▶ YOUR OBJECTIVE
Your answer should consist of the lines below that hold the word "color".

BEGIN MATERIALS PROVIDED

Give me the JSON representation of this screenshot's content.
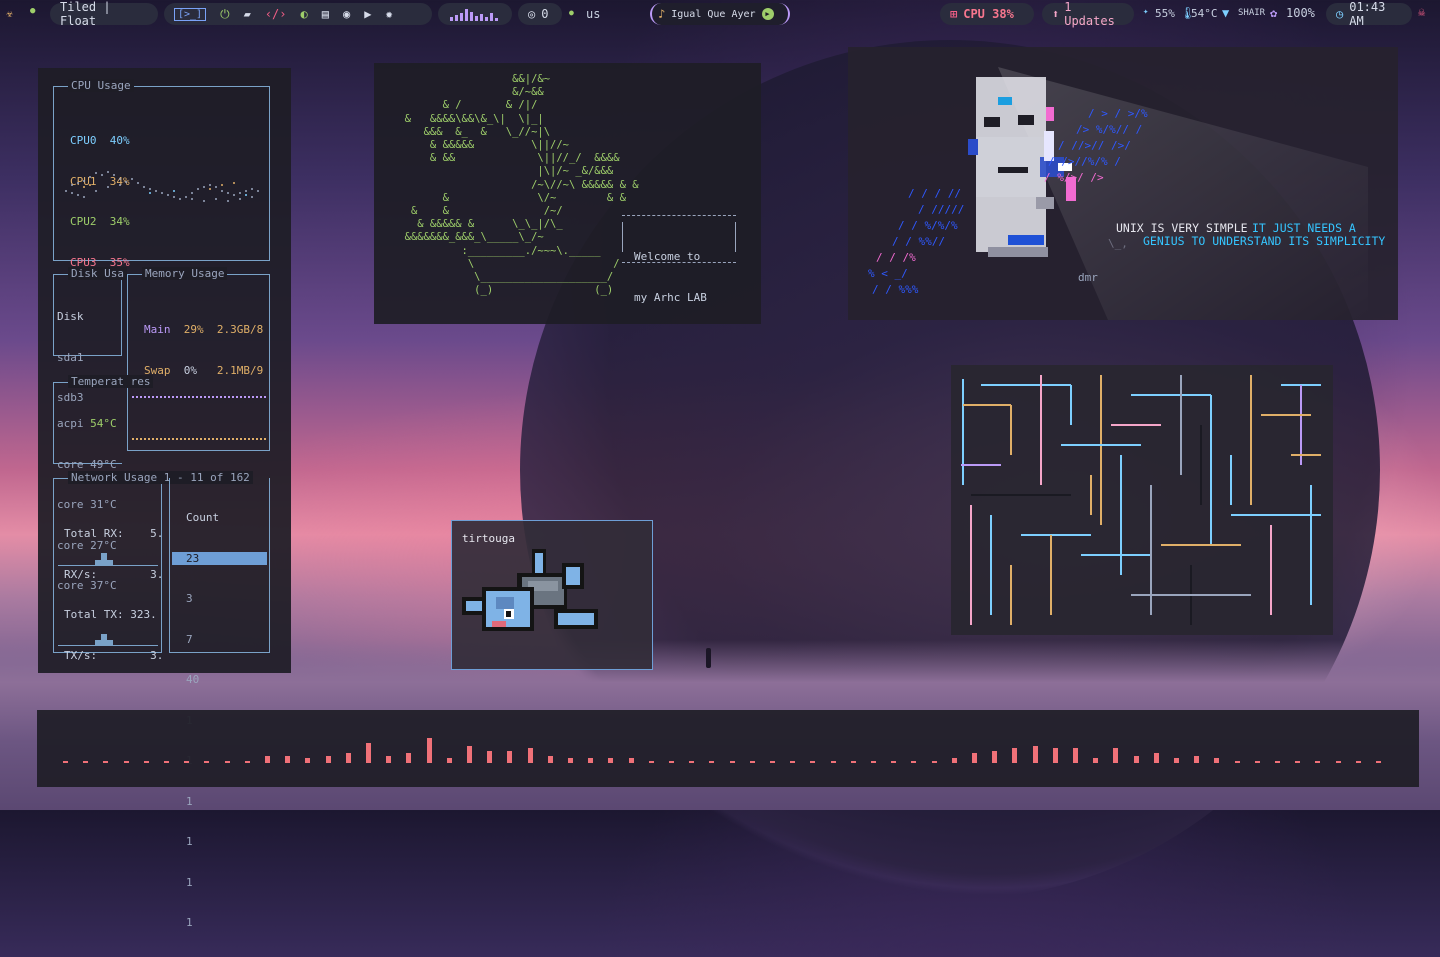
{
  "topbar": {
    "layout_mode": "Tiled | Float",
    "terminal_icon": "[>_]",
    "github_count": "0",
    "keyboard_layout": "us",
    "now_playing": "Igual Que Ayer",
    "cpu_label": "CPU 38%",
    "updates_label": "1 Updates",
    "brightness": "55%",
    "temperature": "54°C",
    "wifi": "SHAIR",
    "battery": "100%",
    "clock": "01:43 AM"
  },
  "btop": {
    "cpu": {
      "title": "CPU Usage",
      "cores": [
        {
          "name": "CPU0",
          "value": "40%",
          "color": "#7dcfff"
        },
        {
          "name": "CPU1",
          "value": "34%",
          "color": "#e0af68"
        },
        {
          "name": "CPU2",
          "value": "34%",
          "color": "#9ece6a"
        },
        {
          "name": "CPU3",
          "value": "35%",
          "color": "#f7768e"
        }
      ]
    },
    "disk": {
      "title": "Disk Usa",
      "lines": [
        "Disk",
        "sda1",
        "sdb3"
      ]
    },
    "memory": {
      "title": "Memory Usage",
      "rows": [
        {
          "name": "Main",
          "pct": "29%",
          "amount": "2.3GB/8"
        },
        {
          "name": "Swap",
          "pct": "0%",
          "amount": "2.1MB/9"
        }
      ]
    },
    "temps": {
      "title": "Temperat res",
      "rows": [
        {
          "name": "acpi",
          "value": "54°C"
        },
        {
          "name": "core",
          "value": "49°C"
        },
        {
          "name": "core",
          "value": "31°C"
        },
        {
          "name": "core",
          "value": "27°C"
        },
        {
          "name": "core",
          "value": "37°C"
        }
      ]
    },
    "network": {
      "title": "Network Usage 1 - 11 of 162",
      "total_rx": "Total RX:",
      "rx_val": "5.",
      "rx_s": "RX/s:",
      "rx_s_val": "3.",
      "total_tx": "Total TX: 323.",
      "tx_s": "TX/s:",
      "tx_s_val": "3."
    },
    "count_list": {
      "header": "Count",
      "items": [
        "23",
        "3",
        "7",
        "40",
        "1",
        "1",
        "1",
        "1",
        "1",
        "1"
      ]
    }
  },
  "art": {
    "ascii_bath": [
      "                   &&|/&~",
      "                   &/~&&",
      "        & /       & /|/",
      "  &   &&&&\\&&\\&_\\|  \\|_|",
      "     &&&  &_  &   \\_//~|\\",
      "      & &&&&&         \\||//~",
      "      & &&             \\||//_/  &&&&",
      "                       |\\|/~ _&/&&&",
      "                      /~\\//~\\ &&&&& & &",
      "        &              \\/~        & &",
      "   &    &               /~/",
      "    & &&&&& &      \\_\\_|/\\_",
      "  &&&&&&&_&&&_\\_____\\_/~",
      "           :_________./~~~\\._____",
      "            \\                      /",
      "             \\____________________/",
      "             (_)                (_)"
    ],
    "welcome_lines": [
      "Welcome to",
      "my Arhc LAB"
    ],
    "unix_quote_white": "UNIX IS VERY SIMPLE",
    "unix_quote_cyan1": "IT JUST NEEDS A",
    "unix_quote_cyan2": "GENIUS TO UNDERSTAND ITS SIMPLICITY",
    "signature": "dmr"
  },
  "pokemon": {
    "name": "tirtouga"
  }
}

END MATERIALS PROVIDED
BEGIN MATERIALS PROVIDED

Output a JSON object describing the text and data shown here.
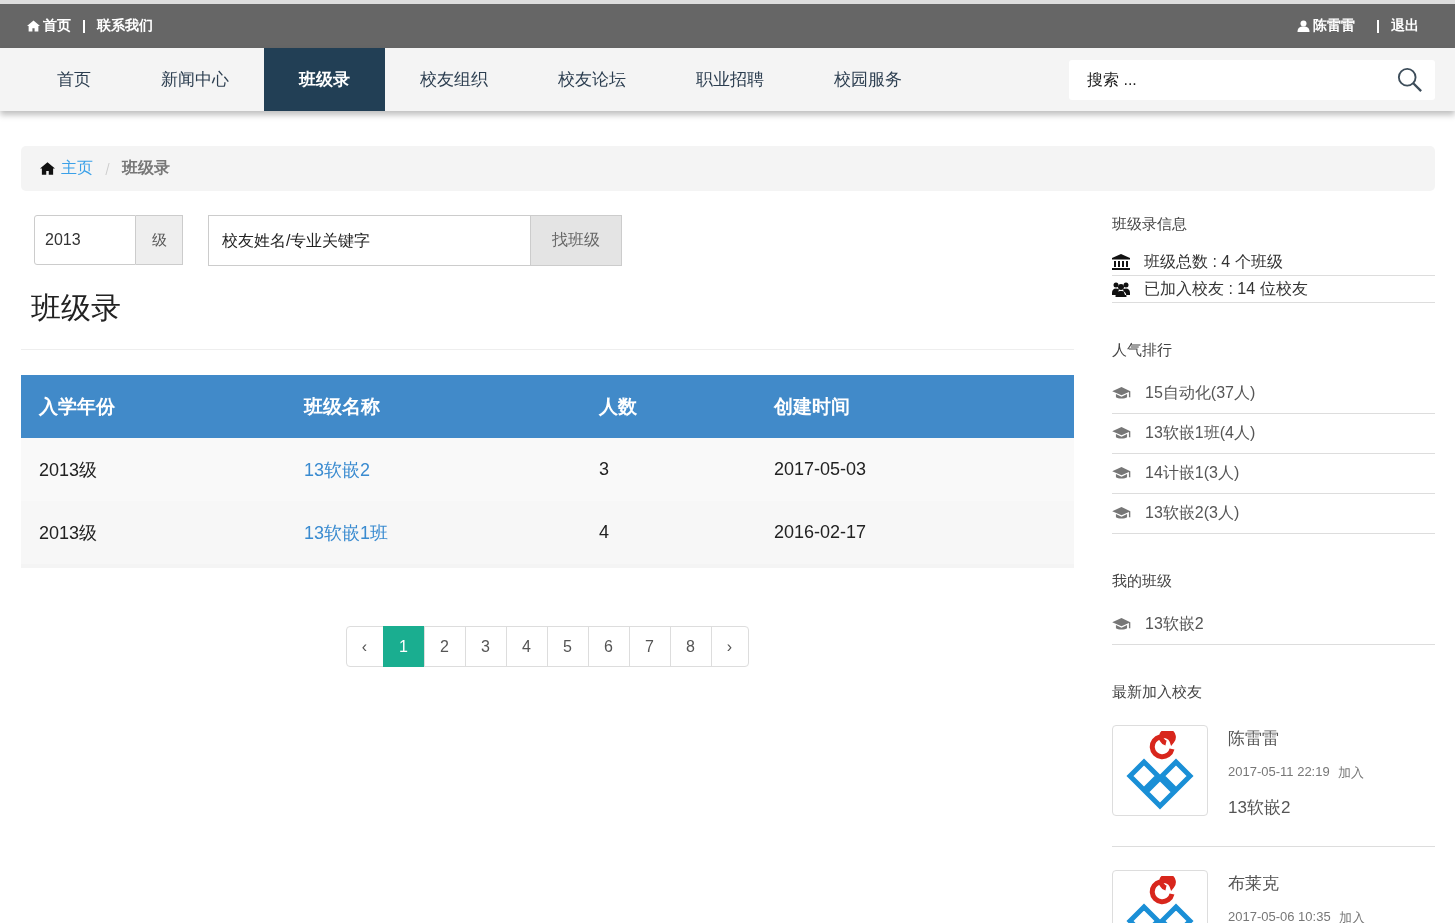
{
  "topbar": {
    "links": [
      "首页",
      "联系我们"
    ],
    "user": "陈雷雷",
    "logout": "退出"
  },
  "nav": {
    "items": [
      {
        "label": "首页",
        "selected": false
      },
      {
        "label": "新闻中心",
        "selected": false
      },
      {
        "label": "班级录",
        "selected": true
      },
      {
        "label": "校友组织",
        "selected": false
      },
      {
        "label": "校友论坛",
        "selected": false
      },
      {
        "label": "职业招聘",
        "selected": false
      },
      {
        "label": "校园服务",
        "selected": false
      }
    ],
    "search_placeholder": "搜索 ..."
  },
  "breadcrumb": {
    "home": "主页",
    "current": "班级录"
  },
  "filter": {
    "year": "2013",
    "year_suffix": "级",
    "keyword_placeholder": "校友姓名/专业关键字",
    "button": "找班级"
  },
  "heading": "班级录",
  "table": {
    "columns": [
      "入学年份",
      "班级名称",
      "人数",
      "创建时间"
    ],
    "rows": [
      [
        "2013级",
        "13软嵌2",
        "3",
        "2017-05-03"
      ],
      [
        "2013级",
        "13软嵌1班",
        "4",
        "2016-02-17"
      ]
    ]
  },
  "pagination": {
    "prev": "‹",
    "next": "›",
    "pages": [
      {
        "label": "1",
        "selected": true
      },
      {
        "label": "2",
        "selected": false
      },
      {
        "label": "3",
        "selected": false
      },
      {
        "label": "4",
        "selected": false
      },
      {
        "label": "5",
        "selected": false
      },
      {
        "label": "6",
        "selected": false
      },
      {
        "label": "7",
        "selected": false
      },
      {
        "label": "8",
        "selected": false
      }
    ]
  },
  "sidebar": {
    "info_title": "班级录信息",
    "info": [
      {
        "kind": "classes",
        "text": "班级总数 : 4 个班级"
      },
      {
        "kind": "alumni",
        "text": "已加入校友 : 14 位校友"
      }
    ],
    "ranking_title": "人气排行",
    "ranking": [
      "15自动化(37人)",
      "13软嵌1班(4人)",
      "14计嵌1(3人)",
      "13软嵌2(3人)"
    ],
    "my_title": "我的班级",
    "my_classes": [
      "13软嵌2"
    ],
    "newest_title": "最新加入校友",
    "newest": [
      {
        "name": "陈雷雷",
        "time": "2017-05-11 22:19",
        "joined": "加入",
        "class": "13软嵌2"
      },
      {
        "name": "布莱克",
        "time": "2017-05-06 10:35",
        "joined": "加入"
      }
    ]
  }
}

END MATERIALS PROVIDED

▶ OUTPUT
          "color": "#7dcfff"
          "color": "#e0af68"
          "color": "#9ece6a"
          "color": "#f7768e"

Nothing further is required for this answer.